# Directions for this task:
Scan the records for the word "note". Report each line where it occurs.

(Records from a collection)
□ □ □ □ □ □ □

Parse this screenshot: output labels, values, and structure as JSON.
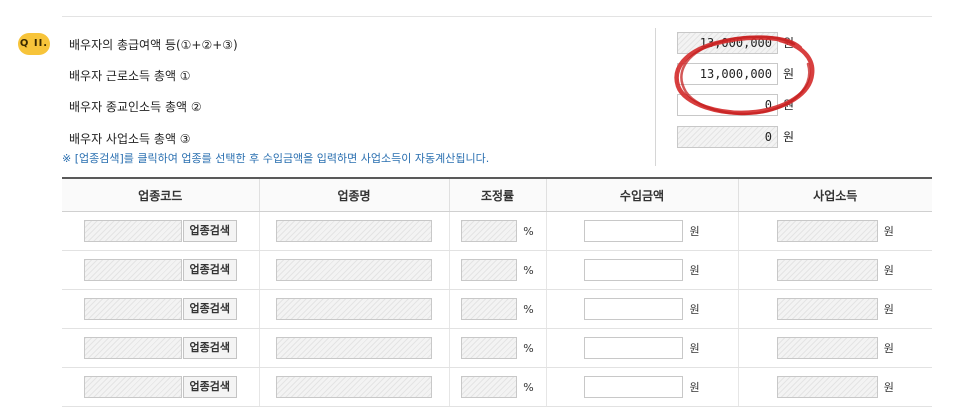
{
  "question": {
    "badge": "Q II.",
    "lines": [
      {
        "label": "배우자의 총급여액 등(①+②+③)",
        "value": "13,000,000",
        "unit": "원"
      },
      {
        "label": "배우자 근로소득 총액 ①",
        "value": "13,000,000",
        "unit": "원"
      },
      {
        "label": "배우자 종교인소득 총액 ②",
        "value": "0",
        "unit": "원"
      },
      {
        "label": "배우자 사업소득 총액 ③",
        "value": "0",
        "unit": "원"
      }
    ],
    "note": "※ [업종검색]를 클릭하여 업종를 선택한 후 수입금액을 입력하면 사업소득이 자동계산됩니다."
  },
  "table": {
    "headers": [
      "업종코드",
      "업종명",
      "조정률",
      "수입금액",
      "사업소득"
    ],
    "search_label": "업종검색",
    "percent_unit": "%",
    "won_unit": "원",
    "rows": 5
  },
  "colors": {
    "badge": "#f7c43a",
    "note": "#2a6fb0",
    "annotation": "#d42a2a"
  }
}
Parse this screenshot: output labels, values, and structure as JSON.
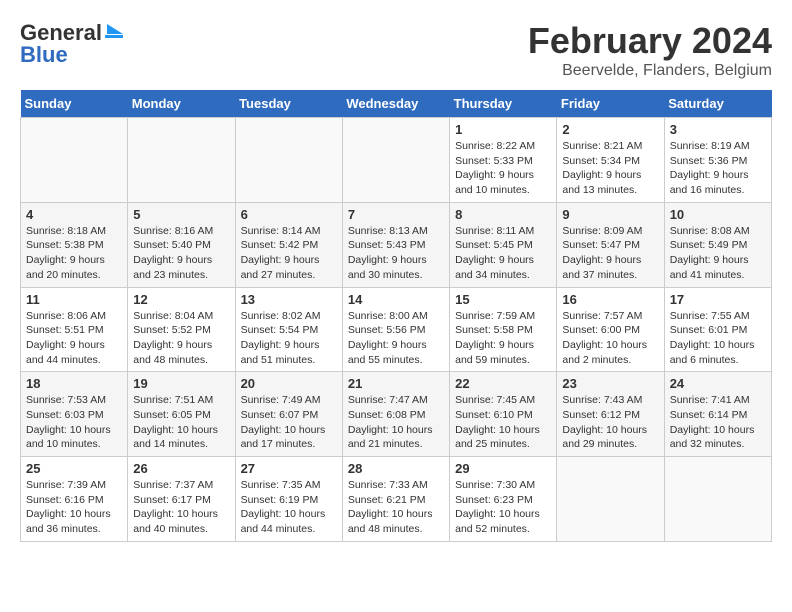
{
  "logo": {
    "line1": "General",
    "line2": "Blue"
  },
  "title": "February 2024",
  "subtitle": "Beervelde, Flanders, Belgium",
  "weekdays": [
    "Sunday",
    "Monday",
    "Tuesday",
    "Wednesday",
    "Thursday",
    "Friday",
    "Saturday"
  ],
  "weeks": [
    [
      {
        "day": "",
        "info": ""
      },
      {
        "day": "",
        "info": ""
      },
      {
        "day": "",
        "info": ""
      },
      {
        "day": "",
        "info": ""
      },
      {
        "day": "1",
        "info": "Sunrise: 8:22 AM\nSunset: 5:33 PM\nDaylight: 9 hours and 10 minutes."
      },
      {
        "day": "2",
        "info": "Sunrise: 8:21 AM\nSunset: 5:34 PM\nDaylight: 9 hours and 13 minutes."
      },
      {
        "day": "3",
        "info": "Sunrise: 8:19 AM\nSunset: 5:36 PM\nDaylight: 9 hours and 16 minutes."
      }
    ],
    [
      {
        "day": "4",
        "info": "Sunrise: 8:18 AM\nSunset: 5:38 PM\nDaylight: 9 hours and 20 minutes."
      },
      {
        "day": "5",
        "info": "Sunrise: 8:16 AM\nSunset: 5:40 PM\nDaylight: 9 hours and 23 minutes."
      },
      {
        "day": "6",
        "info": "Sunrise: 8:14 AM\nSunset: 5:42 PM\nDaylight: 9 hours and 27 minutes."
      },
      {
        "day": "7",
        "info": "Sunrise: 8:13 AM\nSunset: 5:43 PM\nDaylight: 9 hours and 30 minutes."
      },
      {
        "day": "8",
        "info": "Sunrise: 8:11 AM\nSunset: 5:45 PM\nDaylight: 9 hours and 34 minutes."
      },
      {
        "day": "9",
        "info": "Sunrise: 8:09 AM\nSunset: 5:47 PM\nDaylight: 9 hours and 37 minutes."
      },
      {
        "day": "10",
        "info": "Sunrise: 8:08 AM\nSunset: 5:49 PM\nDaylight: 9 hours and 41 minutes."
      }
    ],
    [
      {
        "day": "11",
        "info": "Sunrise: 8:06 AM\nSunset: 5:51 PM\nDaylight: 9 hours and 44 minutes."
      },
      {
        "day": "12",
        "info": "Sunrise: 8:04 AM\nSunset: 5:52 PM\nDaylight: 9 hours and 48 minutes."
      },
      {
        "day": "13",
        "info": "Sunrise: 8:02 AM\nSunset: 5:54 PM\nDaylight: 9 hours and 51 minutes."
      },
      {
        "day": "14",
        "info": "Sunrise: 8:00 AM\nSunset: 5:56 PM\nDaylight: 9 hours and 55 minutes."
      },
      {
        "day": "15",
        "info": "Sunrise: 7:59 AM\nSunset: 5:58 PM\nDaylight: 9 hours and 59 minutes."
      },
      {
        "day": "16",
        "info": "Sunrise: 7:57 AM\nSunset: 6:00 PM\nDaylight: 10 hours and 2 minutes."
      },
      {
        "day": "17",
        "info": "Sunrise: 7:55 AM\nSunset: 6:01 PM\nDaylight: 10 hours and 6 minutes."
      }
    ],
    [
      {
        "day": "18",
        "info": "Sunrise: 7:53 AM\nSunset: 6:03 PM\nDaylight: 10 hours and 10 minutes."
      },
      {
        "day": "19",
        "info": "Sunrise: 7:51 AM\nSunset: 6:05 PM\nDaylight: 10 hours and 14 minutes."
      },
      {
        "day": "20",
        "info": "Sunrise: 7:49 AM\nSunset: 6:07 PM\nDaylight: 10 hours and 17 minutes."
      },
      {
        "day": "21",
        "info": "Sunrise: 7:47 AM\nSunset: 6:08 PM\nDaylight: 10 hours and 21 minutes."
      },
      {
        "day": "22",
        "info": "Sunrise: 7:45 AM\nSunset: 6:10 PM\nDaylight: 10 hours and 25 minutes."
      },
      {
        "day": "23",
        "info": "Sunrise: 7:43 AM\nSunset: 6:12 PM\nDaylight: 10 hours and 29 minutes."
      },
      {
        "day": "24",
        "info": "Sunrise: 7:41 AM\nSunset: 6:14 PM\nDaylight: 10 hours and 32 minutes."
      }
    ],
    [
      {
        "day": "25",
        "info": "Sunrise: 7:39 AM\nSunset: 6:16 PM\nDaylight: 10 hours and 36 minutes."
      },
      {
        "day": "26",
        "info": "Sunrise: 7:37 AM\nSunset: 6:17 PM\nDaylight: 10 hours and 40 minutes."
      },
      {
        "day": "27",
        "info": "Sunrise: 7:35 AM\nSunset: 6:19 PM\nDaylight: 10 hours and 44 minutes."
      },
      {
        "day": "28",
        "info": "Sunrise: 7:33 AM\nSunset: 6:21 PM\nDaylight: 10 hours and 48 minutes."
      },
      {
        "day": "29",
        "info": "Sunrise: 7:30 AM\nSunset: 6:23 PM\nDaylight: 10 hours and 52 minutes."
      },
      {
        "day": "",
        "info": ""
      },
      {
        "day": "",
        "info": ""
      }
    ]
  ]
}
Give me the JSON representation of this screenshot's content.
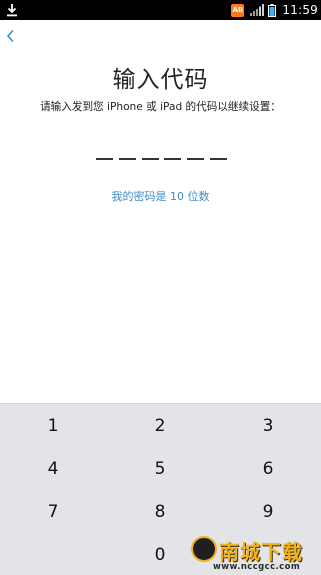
{
  "status_bar": {
    "time": "11:59",
    "download_icon": "download-icon",
    "app_badge": "AB",
    "signal_icon": "signal-icon",
    "battery_icon": "battery-icon"
  },
  "header": {
    "back_icon": "chevron-left-icon"
  },
  "main": {
    "title": "输入代码",
    "subtitle": "请输入发到您 iPhone 或 iPad 的代码以继续设置：",
    "code_length_link": "我的密码是 10 位数",
    "slot_count": 6
  },
  "keypad": {
    "keys": [
      "1",
      "2",
      "3",
      "4",
      "5",
      "6",
      "7",
      "8",
      "9",
      "0"
    ]
  },
  "watermark": {
    "text": "南城下载",
    "url": "www.nccgcc.com"
  },
  "colors": {
    "link": "#3d8ec9",
    "keypad_bg": "#e3e4e8",
    "status_bar_bg": "#000000"
  }
}
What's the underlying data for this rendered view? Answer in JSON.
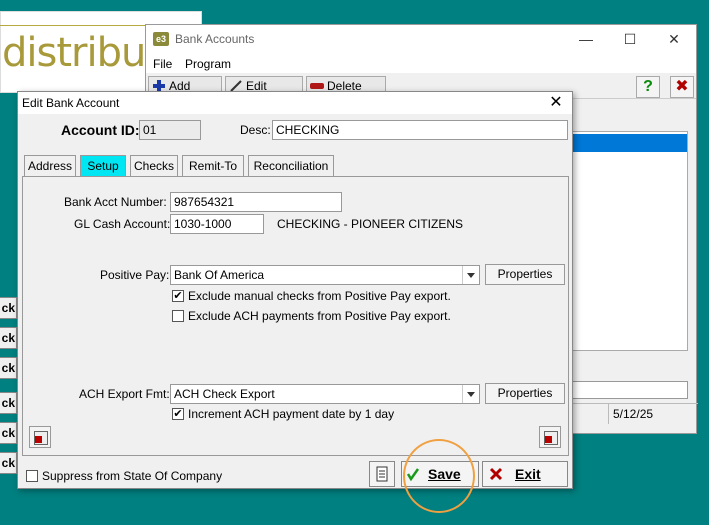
{
  "background": {
    "logo_text": "distribute",
    "side_buttons": [
      "ck",
      "ck",
      "ck",
      "ck",
      "ck",
      "ck"
    ]
  },
  "bank_window": {
    "title": "Bank Accounts",
    "app_icon": "e3",
    "menu": [
      "File",
      "Program"
    ],
    "toolbar": {
      "add": "Add",
      "edit": "Edit",
      "delete": "Delete",
      "help": "?",
      "close": "✖"
    },
    "status_date": "5/12/25"
  },
  "dialog": {
    "title": "Edit Bank Account",
    "account_id_label": "Account ID:",
    "account_id": "01",
    "desc_label": "Desc:",
    "desc": "CHECKING",
    "tabs": [
      "Address",
      "Setup",
      "Checks",
      "Remit-To",
      "Reconciliation"
    ],
    "active_tab": "Setup",
    "setup": {
      "bank_acct_label": "Bank Acct Number:",
      "bank_acct": "987654321",
      "gl_cash_label": "GL Cash Account:",
      "gl_cash": "1030-1000",
      "gl_cash_desc": "CHECKING - PIONEER CITIZENS",
      "positive_pay_label": "Positive Pay:",
      "positive_pay": "Bank Of America",
      "properties": "Properties",
      "exclude_manual": "Exclude manual checks from Positive Pay export.",
      "exclude_manual_checked": "✔",
      "exclude_ach": "Exclude ACH payments from Positive Pay export.",
      "ach_export_label": "ACH Export Fmt:",
      "ach_export": "ACH Check Export",
      "increment_ach": "Increment ACH payment date by 1 day",
      "increment_ach_checked": "✔"
    },
    "suppress_label": "Suppress from State Of Company",
    "save": "Save",
    "exit": "Exit"
  },
  "colors": {
    "active_tab": "#00e6f2",
    "highlight_ring": "#f0a040",
    "desktop": "#008080"
  }
}
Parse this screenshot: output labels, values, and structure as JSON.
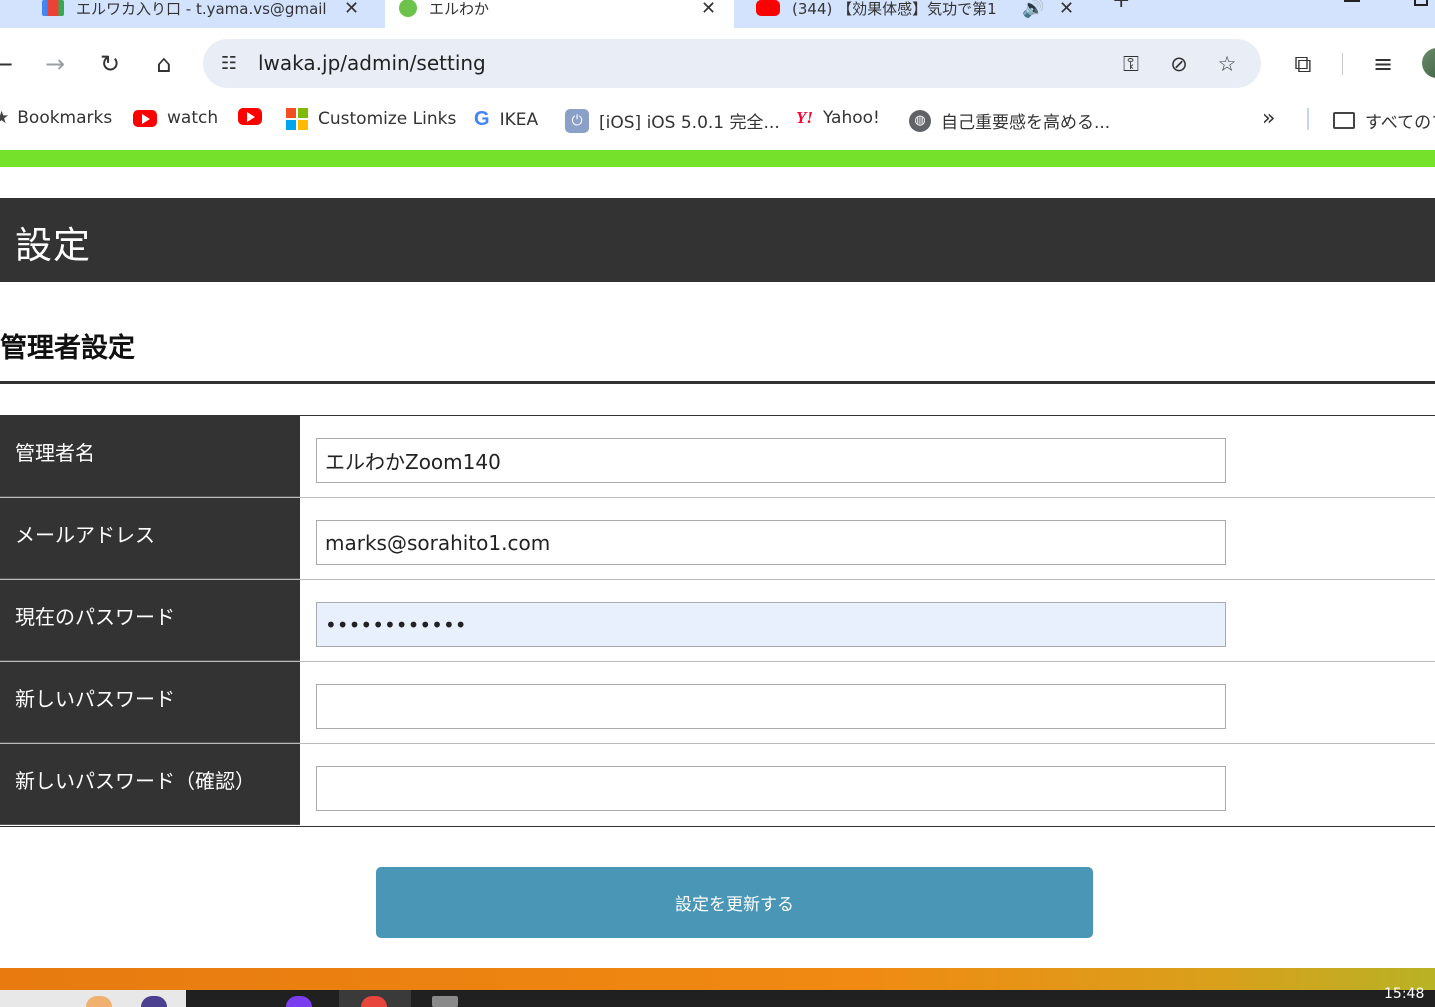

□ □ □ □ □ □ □

# Output of the exercise:
    "note": "※ [업종검색]를 클릭하여 업종를 선택한 후 수입금액을 입력하면 사업소득이 자동계산됩니다."
    "note": "#2a6fb0",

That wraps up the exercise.